Web page and app entries

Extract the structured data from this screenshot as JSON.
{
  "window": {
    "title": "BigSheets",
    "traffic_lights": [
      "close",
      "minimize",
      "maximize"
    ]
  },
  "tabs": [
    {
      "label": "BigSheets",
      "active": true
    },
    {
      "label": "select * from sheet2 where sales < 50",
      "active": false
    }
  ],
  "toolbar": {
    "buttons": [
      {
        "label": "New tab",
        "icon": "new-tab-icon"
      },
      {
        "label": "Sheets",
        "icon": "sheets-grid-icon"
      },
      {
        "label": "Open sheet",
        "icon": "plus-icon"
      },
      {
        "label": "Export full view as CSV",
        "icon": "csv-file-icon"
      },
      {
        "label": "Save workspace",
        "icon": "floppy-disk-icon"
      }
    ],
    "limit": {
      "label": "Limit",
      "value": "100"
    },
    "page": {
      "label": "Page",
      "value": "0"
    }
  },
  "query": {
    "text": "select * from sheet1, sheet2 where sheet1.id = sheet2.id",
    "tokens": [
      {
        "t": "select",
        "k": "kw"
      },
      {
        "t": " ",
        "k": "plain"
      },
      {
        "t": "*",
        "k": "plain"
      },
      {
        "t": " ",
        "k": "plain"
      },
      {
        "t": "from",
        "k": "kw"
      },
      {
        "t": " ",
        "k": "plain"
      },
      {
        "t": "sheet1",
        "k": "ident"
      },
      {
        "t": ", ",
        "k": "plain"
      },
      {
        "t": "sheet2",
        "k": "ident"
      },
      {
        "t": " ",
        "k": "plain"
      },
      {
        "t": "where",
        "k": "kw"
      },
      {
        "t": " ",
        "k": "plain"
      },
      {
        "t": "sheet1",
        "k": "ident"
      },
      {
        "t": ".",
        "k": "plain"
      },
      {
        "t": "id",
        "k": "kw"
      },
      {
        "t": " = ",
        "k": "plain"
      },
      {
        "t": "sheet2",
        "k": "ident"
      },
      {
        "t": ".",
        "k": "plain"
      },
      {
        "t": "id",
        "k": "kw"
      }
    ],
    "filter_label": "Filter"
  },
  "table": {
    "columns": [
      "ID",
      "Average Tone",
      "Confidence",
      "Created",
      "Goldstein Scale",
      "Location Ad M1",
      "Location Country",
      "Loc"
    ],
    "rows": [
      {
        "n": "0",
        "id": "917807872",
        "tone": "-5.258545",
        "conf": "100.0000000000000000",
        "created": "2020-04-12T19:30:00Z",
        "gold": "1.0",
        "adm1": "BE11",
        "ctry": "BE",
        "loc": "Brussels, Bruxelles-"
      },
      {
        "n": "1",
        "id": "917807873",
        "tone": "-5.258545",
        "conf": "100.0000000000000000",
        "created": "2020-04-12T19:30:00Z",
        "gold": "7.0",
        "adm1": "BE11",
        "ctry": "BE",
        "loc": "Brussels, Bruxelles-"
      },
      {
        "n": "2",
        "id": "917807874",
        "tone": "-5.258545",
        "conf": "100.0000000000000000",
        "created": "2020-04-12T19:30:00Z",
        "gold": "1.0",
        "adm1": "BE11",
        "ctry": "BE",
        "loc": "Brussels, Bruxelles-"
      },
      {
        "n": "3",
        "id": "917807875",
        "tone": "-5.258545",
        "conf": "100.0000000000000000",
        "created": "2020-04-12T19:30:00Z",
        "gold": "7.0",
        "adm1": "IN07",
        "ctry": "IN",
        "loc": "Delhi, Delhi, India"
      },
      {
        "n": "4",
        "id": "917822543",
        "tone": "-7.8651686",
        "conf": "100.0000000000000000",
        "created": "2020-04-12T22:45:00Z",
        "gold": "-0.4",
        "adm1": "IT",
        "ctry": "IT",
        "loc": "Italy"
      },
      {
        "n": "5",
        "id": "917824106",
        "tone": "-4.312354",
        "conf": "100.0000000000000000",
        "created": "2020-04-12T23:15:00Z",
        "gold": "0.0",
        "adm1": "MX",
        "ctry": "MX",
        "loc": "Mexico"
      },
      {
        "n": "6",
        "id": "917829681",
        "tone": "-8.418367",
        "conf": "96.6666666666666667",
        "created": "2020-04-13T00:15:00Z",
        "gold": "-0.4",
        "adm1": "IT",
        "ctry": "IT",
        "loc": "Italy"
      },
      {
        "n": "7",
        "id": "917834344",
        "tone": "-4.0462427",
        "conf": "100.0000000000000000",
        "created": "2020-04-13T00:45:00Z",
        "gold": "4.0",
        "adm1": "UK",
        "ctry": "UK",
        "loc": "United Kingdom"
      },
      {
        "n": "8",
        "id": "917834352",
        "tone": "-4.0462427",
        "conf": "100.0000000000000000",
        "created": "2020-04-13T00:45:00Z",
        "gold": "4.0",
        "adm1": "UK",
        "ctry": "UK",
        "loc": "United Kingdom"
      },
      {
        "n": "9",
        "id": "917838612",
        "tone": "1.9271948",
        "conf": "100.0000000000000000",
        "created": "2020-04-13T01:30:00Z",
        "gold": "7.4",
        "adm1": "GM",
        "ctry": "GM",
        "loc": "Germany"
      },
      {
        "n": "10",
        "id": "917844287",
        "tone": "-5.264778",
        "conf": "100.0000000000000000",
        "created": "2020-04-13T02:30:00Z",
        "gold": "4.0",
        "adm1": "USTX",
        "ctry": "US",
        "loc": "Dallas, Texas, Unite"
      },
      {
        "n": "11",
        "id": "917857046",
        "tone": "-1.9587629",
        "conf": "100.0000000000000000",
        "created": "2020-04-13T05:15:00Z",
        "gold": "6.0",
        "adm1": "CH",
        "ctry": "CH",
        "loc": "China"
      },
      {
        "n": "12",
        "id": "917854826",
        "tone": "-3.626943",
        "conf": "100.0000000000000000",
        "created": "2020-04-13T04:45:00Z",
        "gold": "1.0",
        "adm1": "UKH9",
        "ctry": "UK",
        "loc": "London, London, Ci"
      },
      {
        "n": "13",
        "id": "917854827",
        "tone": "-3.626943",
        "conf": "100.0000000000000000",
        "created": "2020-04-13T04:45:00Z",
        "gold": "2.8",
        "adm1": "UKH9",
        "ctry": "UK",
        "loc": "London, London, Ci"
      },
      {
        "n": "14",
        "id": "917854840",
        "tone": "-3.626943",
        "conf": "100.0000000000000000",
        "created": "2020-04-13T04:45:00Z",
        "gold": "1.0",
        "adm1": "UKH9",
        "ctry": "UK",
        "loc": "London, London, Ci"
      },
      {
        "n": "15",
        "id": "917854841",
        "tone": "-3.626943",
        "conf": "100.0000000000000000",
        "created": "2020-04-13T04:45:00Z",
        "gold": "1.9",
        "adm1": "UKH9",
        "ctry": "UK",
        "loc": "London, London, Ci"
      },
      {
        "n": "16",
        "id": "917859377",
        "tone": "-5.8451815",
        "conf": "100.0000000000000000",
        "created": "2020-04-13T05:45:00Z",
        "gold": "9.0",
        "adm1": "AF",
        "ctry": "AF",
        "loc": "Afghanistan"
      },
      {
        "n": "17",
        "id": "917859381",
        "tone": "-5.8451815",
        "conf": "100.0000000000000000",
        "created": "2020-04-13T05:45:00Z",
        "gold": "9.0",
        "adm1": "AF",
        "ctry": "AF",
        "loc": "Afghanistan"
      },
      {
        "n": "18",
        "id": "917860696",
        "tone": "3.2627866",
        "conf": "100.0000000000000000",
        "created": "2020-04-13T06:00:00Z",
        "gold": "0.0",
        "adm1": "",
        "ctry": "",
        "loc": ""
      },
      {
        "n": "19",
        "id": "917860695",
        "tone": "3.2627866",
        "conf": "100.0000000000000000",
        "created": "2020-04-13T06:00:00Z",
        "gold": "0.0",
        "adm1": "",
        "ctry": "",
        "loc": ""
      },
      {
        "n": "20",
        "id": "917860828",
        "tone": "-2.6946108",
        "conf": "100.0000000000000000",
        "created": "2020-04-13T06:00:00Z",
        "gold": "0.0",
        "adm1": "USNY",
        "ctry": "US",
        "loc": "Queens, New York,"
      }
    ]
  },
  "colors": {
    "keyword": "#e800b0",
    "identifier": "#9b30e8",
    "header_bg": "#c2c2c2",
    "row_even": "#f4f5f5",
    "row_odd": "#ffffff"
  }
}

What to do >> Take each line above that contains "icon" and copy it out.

Answer to this task >>
        "icon": "new-tab-icon"
        "icon": "sheets-grid-icon"
        "icon": "plus-icon"
        "icon": "csv-file-icon"
        "icon": "floppy-disk-icon"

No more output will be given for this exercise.